── DATA SUPPLIED

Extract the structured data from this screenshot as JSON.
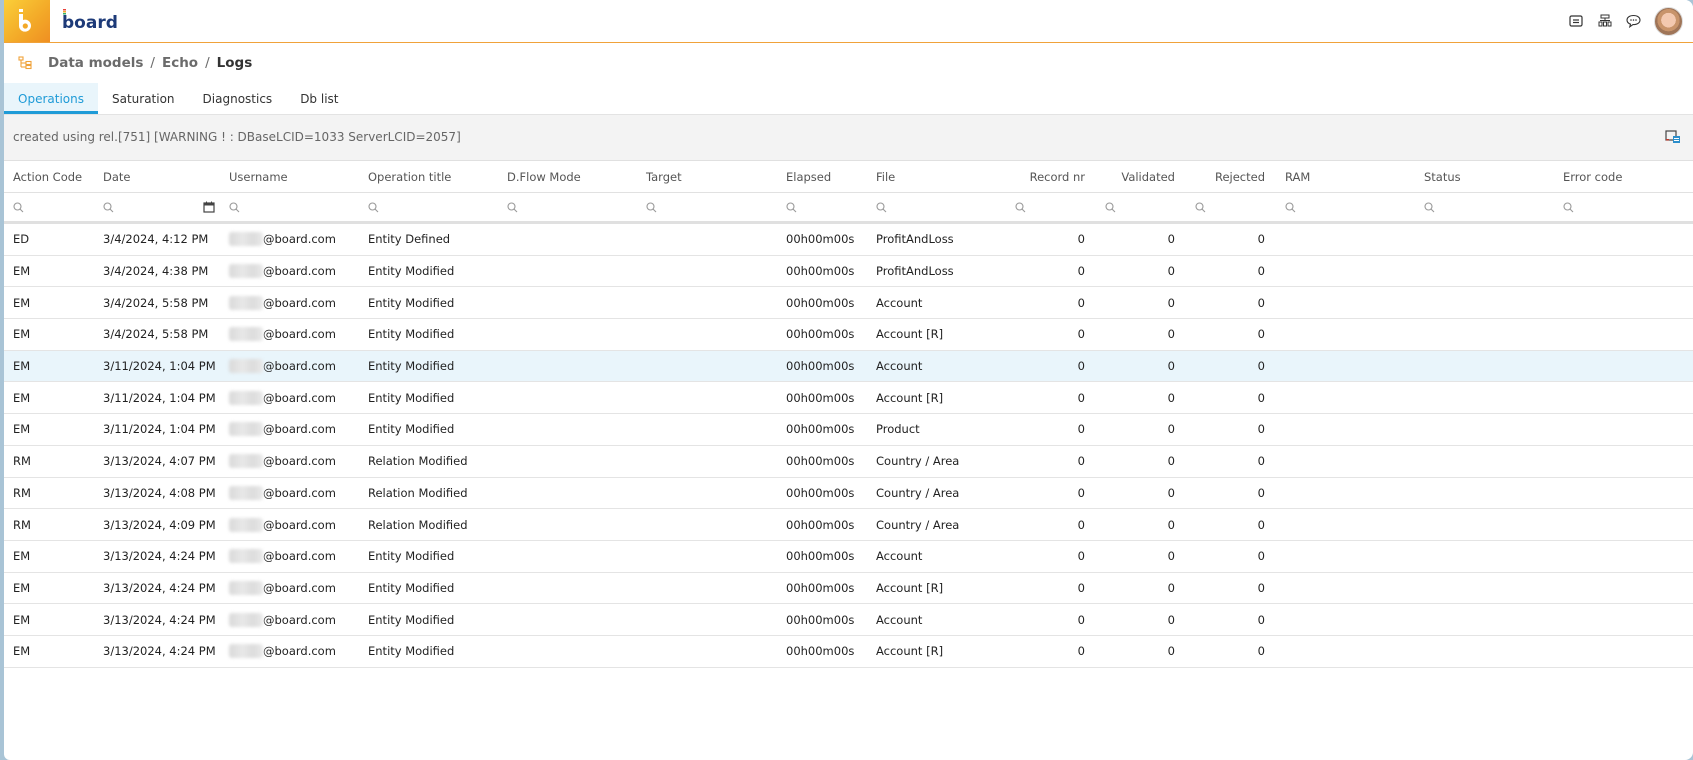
{
  "app": {
    "brand": "board",
    "colors": {
      "accent": "#1f9bd7",
      "brand_orange": "#f3a928",
      "highlight_row": "#e9f5fb"
    }
  },
  "topbar": {
    "icons": [
      "notes-icon",
      "hierarchy-icon",
      "chat-icon"
    ],
    "avatar": "user-avatar"
  },
  "breadcrumb": {
    "icon": "data-model-tree-icon",
    "items": [
      "Data models",
      "Echo",
      "Logs"
    ],
    "separator": "/"
  },
  "tabs": [
    {
      "label": "Operations",
      "active": true
    },
    {
      "label": "Saturation",
      "active": false
    },
    {
      "label": "Diagnostics",
      "active": false
    },
    {
      "label": "Db list",
      "active": false
    }
  ],
  "infobar": {
    "text": "created using rel.[751] [WARNING ! : DBaseLCID=1033 ServerLCID=2057]",
    "export_icon": "export-icon"
  },
  "table": {
    "columns": [
      "Action Code",
      "Date",
      "Username",
      "Operation title",
      "D.Flow Mode",
      "Target",
      "Elapsed",
      "File",
      "Record nr",
      "Validated",
      "Rejected",
      "RAM",
      "Status",
      "Error code"
    ],
    "rows": [
      {
        "action": "ED",
        "date": "3/4/2024, 4:12 PM",
        "user": "@board.com",
        "optitle": "Entity Defined",
        "dflow": "",
        "target": "",
        "elapsed": "00h00m00s",
        "file": "ProfitAndLoss",
        "record": "0",
        "validated": "0",
        "rejected": "0",
        "ram": "",
        "status": "",
        "error": ""
      },
      {
        "action": "EM",
        "date": "3/4/2024, 4:38 PM",
        "user": "@board.com",
        "optitle": "Entity Modified",
        "dflow": "",
        "target": "",
        "elapsed": "00h00m00s",
        "file": "ProfitAndLoss",
        "record": "0",
        "validated": "0",
        "rejected": "0",
        "ram": "",
        "status": "",
        "error": ""
      },
      {
        "action": "EM",
        "date": "3/4/2024, 5:58 PM",
        "user": "@board.com",
        "optitle": "Entity Modified",
        "dflow": "",
        "target": "",
        "elapsed": "00h00m00s",
        "file": "Account",
        "record": "0",
        "validated": "0",
        "rejected": "0",
        "ram": "",
        "status": "",
        "error": ""
      },
      {
        "action": "EM",
        "date": "3/4/2024, 5:58 PM",
        "user": "@board.com",
        "optitle": "Entity Modified",
        "dflow": "",
        "target": "",
        "elapsed": "00h00m00s",
        "file": "Account [R]",
        "record": "0",
        "validated": "0",
        "rejected": "0",
        "ram": "",
        "status": "",
        "error": ""
      },
      {
        "action": "EM",
        "date": "3/11/2024, 1:04 PM",
        "user": "@board.com",
        "optitle": "Entity Modified",
        "dflow": "",
        "target": "",
        "elapsed": "00h00m00s",
        "file": "Account",
        "record": "0",
        "validated": "0",
        "rejected": "0",
        "ram": "",
        "status": "",
        "error": "",
        "highlighted": true
      },
      {
        "action": "EM",
        "date": "3/11/2024, 1:04 PM",
        "user": "@board.com",
        "optitle": "Entity Modified",
        "dflow": "",
        "target": "",
        "elapsed": "00h00m00s",
        "file": "Account [R]",
        "record": "0",
        "validated": "0",
        "rejected": "0",
        "ram": "",
        "status": "",
        "error": ""
      },
      {
        "action": "EM",
        "date": "3/11/2024, 1:04 PM",
        "user": "@board.com",
        "optitle": "Entity Modified",
        "dflow": "",
        "target": "",
        "elapsed": "00h00m00s",
        "file": "Product",
        "record": "0",
        "validated": "0",
        "rejected": "0",
        "ram": "",
        "status": "",
        "error": ""
      },
      {
        "action": "RM",
        "date": "3/13/2024, 4:07 PM",
        "user": "@board.com",
        "optitle": "Relation Modified",
        "dflow": "",
        "target": "",
        "elapsed": "00h00m00s",
        "file": "Country / Area",
        "record": "0",
        "validated": "0",
        "rejected": "0",
        "ram": "",
        "status": "",
        "error": ""
      },
      {
        "action": "RM",
        "date": "3/13/2024, 4:08 PM",
        "user": "@board.com",
        "optitle": "Relation Modified",
        "dflow": "",
        "target": "",
        "elapsed": "00h00m00s",
        "file": "Country / Area",
        "record": "0",
        "validated": "0",
        "rejected": "0",
        "ram": "",
        "status": "",
        "error": ""
      },
      {
        "action": "RM",
        "date": "3/13/2024, 4:09 PM",
        "user": "@board.com",
        "optitle": "Relation Modified",
        "dflow": "",
        "target": "",
        "elapsed": "00h00m00s",
        "file": "Country / Area",
        "record": "0",
        "validated": "0",
        "rejected": "0",
        "ram": "",
        "status": "",
        "error": ""
      },
      {
        "action": "EM",
        "date": "3/13/2024, 4:24 PM",
        "user": "@board.com",
        "optitle": "Entity Modified",
        "dflow": "",
        "target": "",
        "elapsed": "00h00m00s",
        "file": "Account",
        "record": "0",
        "validated": "0",
        "rejected": "0",
        "ram": "",
        "status": "",
        "error": ""
      },
      {
        "action": "EM",
        "date": "3/13/2024, 4:24 PM",
        "user": "@board.com",
        "optitle": "Entity Modified",
        "dflow": "",
        "target": "",
        "elapsed": "00h00m00s",
        "file": "Account [R]",
        "record": "0",
        "validated": "0",
        "rejected": "0",
        "ram": "",
        "status": "",
        "error": ""
      },
      {
        "action": "EM",
        "date": "3/13/2024, 4:24 PM",
        "user": "@board.com",
        "optitle": "Entity Modified",
        "dflow": "",
        "target": "",
        "elapsed": "00h00m00s",
        "file": "Account",
        "record": "0",
        "validated": "0",
        "rejected": "0",
        "ram": "",
        "status": "",
        "error": ""
      },
      {
        "action": "EM",
        "date": "3/13/2024, 4:24 PM",
        "user": "@board.com",
        "optitle": "Entity Modified",
        "dflow": "",
        "target": "",
        "elapsed": "00h00m00s",
        "file": "Account [R]",
        "record": "0",
        "validated": "0",
        "rejected": "0",
        "ram": "",
        "status": "",
        "error": ""
      }
    ]
  }
}
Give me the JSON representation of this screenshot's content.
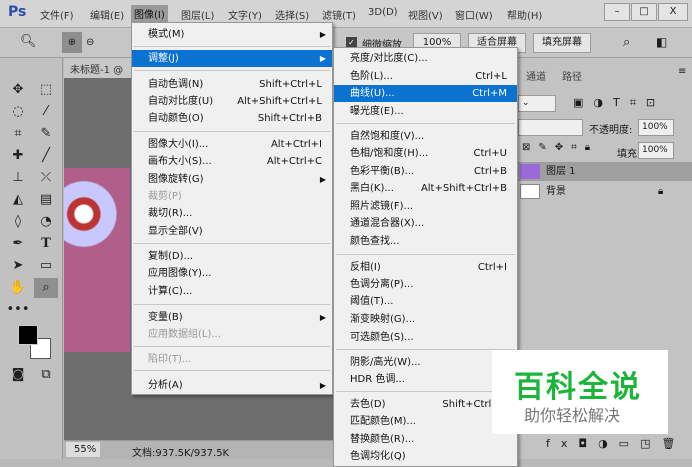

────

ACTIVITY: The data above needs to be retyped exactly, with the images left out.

EXERCISE ANSWER:
Extract the structured data from this screenshot as JSON.
{
  "app": {
    "brand": "board",
    "colors": {
      "accent": "#1f9bd7",
      "brand_orange": "#f3a928",
      "highlight_row": "#e9f5fb"
    }
  },
  "topbar": {
    "icons": [
      "notes-icon",
      "hierarchy-icon",
      "chat-icon"
    ],
    "avatar": "user-avatar"
  },
  "breadcrumb": {
    "icon": "data-model-tree-icon",
    "items": [
      "Data models",
      "Echo",
      "Logs"
    ],
    "separator": "/"
  },
  "tabs": [
    {
      "label": "Operations",
      "active": true
    },
    {
      "label": "Saturation",
      "active": false
    },
    {
      "label": "Diagnostics",
      "active": false
    },
    {
      "label": "Db list",
      "active": false
    }
  ],
  "infobar": {
    "text": "created using rel.[751] [WARNING ! : DBaseLCID=1033 ServerLCID=2057]",
    "export_icon": "export-icon"
  },
  "table": {
    "columns": [
      "Action Code",
      "Date",
      "Username",
      "Operation title",
      "D.Flow Mode",
      "Target",
      "Elapsed",
      "File",
      "Record nr",
      "Validated",
      "Rejected",
      "RAM",
      "Status",
      "Error code"
    ],
    "rows": [
      {
        "action": "ED",
        "date": "3/4/2024, 4:12 PM",
        "user": "@board.com",
        "optitle": "Entity Defined",
        "dflow": "",
        "target": "",
        "elapsed": "00h00m00s",
        "file": "ProfitAndLoss",
        "record": "0",
        "validated": "0",
        "rejected": "0",
        "ram": "",
        "status": "",
        "error": ""
      },
      {
        "action": "EM",
        "date": "3/4/2024, 4:38 PM",
        "user": "@board.com",
        "optitle": "Entity Modified",
        "dflow": "",
        "target": "",
        "elapsed": "00h00m00s",
        "file": "ProfitAndLoss",
        "record": "0",
        "validated": "0",
        "rejected": "0",
        "ram": "",
        "status": "",
        "error": ""
      },
      {
        "action": "EM",
        "date": "3/4/2024, 5:58 PM",
        "user": "@board.com",
        "optitle": "Entity Modified",
        "dflow": "",
        "target": "",
        "elapsed": "00h00m00s",
        "file": "Account",
        "record": "0",
        "validated": "0",
        "rejected": "0",
        "ram": "",
        "status": "",
        "error": ""
      },
      {
        "action": "EM",
        "date": "3/4/2024, 5:58 PM",
        "user": "@board.com",
        "optitle": "Entity Modified",
        "dflow": "",
        "target": "",
        "elapsed": "00h00m00s",
        "file": "Account [R]",
        "record": "0",
        "validated": "0",
        "rejected": "0",
        "ram": "",
        "status": "",
        "error": ""
      },
      {
        "action": "EM",
        "date": "3/11/2024, 1:04 PM",
        "user": "@board.com",
        "optitle": "Entity Modified",
        "dflow": "",
        "target": "",
        "elapsed": "00h00m00s",
        "file": "Account",
        "record": "0",
        "validated": "0",
        "rejected": "0",
        "ram": "",
        "status": "",
        "error": "",
        "highlighted": true
      },
      {
        "action": "EM",
        "date": "3/11/2024, 1:04 PM",
        "user": "@board.com",
        "optitle": "Entity Modified",
        "dflow": "",
        "target": "",
        "elapsed": "00h00m00s",
        "file": "Account [R]",
        "record": "0",
        "validated": "0",
        "rejected": "0",
        "ram": "",
        "status": "",
        "error": ""
      },
      {
        "action": "EM",
        "date": "3/11/2024, 1:04 PM",
        "user": "@board.com",
        "optitle": "Entity Modified",
        "dflow": "",
        "target": "",
        "elapsed": "00h00m00s",
        "file": "Product",
        "record": "0",
        "validated": "0",
        "rejected": "0",
        "ram": "",
        "status": "",
        "error": ""
      },
      {
        "action": "RM",
        "date": "3/13/2024, 4:07 PM",
        "user": "@board.com",
        "optitle": "Relation Modified",
        "dflow": "",
        "target": "",
        "elapsed": "00h00m00s",
        "file": "Country / Area",
        "record": "0",
        "validated": "0",
        "rejected": "0",
        "ram": "",
        "status": "",
        "error": ""
      },
      {
        "action": "RM",
        "date": "3/13/2024, 4:08 PM",
        "user": "@board.com",
        "optitle": "Relation Modified",
        "dflow": "",
        "target": "",
        "elapsed": "00h00m00s",
        "file": "Country / Area",
        "record": "0",
        "validated": "0",
        "rejected": "0",
        "ram": "",
        "status": "",
        "error": ""
      },
      {
        "action": "RM",
        "date": "3/13/2024, 4:09 PM",
        "user": "@board.com",
        "optitle": "Relation Modified",
        "dflow": "",
        "target": "",
        "elapsed": "00h00m00s",
        "file": "Country / Area",
        "record": "0",
        "validated": "0",
        "rejected": "0",
        "ram": "",
        "status": "",
        "error": ""
      },
      {
        "action": "EM",
        "date": "3/13/2024, 4:24 PM",
        "user": "@board.com",
        "optitle": "Entity Modified",
        "dflow": "",
        "target": "",
        "elapsed": "00h00m00s",
        "file": "Account",
        "record": "0",
        "validated": "0",
        "rejected": "0",
        "ram": "",
        "status": "",
        "error": ""
      },
      {
        "action": "EM",
        "date": "3/13/2024, 4:24 PM",
        "user": "@board.com",
        "optitle": "Entity Modified",
        "dflow": "",
        "target": "",
        "elapsed": "00h00m00s",
        "file": "Account [R]",
        "record": "0",
        "validated": "0",
        "rejected": "0",
        "ram": "",
        "status": "",
        "error": ""
      },
      {
        "action": "EM",
        "date": "3/13/2024, 4:24 PM",
        "user": "@board.com",
        "optitle": "Entity Modified",
        "dflow": "",
        "target": "",
        "elapsed": "00h00m00s",
        "file": "Account",
        "record": "0",
        "validated": "0",
        "rejected": "0",
        "ram": "",
        "status": "",
        "error": ""
      },
      {
        "action": "EM",
        "date": "3/13/2024, 4:24 PM",
        "user": "@board.com",
        "optitle": "Entity Modified",
        "dflow": "",
        "target": "",
        "elapsed": "00h00m00s",
        "file": "Account [R]",
        "record": "0",
        "validated": "0",
        "rejected": "0",
        "ram": "",
        "status": "",
        "error": ""
      }
    ]
  }
}
Give me the JSON representation of this screenshot's content.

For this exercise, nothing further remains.